Start of Block

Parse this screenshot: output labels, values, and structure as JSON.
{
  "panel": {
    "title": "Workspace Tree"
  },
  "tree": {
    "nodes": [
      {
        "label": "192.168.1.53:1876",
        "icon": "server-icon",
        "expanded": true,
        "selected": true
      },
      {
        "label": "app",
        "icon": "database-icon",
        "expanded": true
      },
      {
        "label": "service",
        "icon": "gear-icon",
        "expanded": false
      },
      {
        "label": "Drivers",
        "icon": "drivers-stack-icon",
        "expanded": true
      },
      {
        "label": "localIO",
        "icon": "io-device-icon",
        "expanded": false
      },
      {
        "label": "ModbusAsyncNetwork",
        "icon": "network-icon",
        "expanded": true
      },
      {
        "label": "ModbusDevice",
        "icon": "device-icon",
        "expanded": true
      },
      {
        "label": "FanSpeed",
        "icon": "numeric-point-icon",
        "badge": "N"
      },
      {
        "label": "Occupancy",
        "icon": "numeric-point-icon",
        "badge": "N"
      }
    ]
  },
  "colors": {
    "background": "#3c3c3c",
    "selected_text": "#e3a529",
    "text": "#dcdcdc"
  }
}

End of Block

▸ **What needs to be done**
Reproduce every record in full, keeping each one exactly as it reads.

▸ **Result below**
Parse this screenshot: output labels, values, and structure as JSON.
{
  "panel": {
    "title": "Workspace Tree"
  },
  "tree": {
    "nodes": [
      {
        "label": "192.168.1.53:1876",
        "icon": "server-icon",
        "expanded": true,
        "selected": true
      },
      {
        "label": "app",
        "icon": "database-icon",
        "expanded": true
      },
      {
        "label": "service",
        "icon": "gear-icon",
        "expanded": false
      },
      {
        "label": "Drivers",
        "icon": "drivers-stack-icon",
        "expanded": true
      },
      {
        "label": "localIO",
        "icon": "io-device-icon",
        "expanded": false
      },
      {
        "label": "ModbusAsyncNetwork",
        "icon": "network-icon",
        "expanded": true
      },
      {
        "label": "ModbusDevice",
        "icon": "device-icon",
        "expanded": true
      },
      {
        "label": "FanSpeed",
        "icon": "numeric-point-icon",
        "badge": "N"
      },
      {
        "label": "Occupancy",
        "icon": "numeric-point-icon",
        "badge": "N"
      }
    ]
  },
  "colors": {
    "background": "#3c3c3c",
    "selected_text": "#e3a529",
    "text": "#dcdcdc"
  }
}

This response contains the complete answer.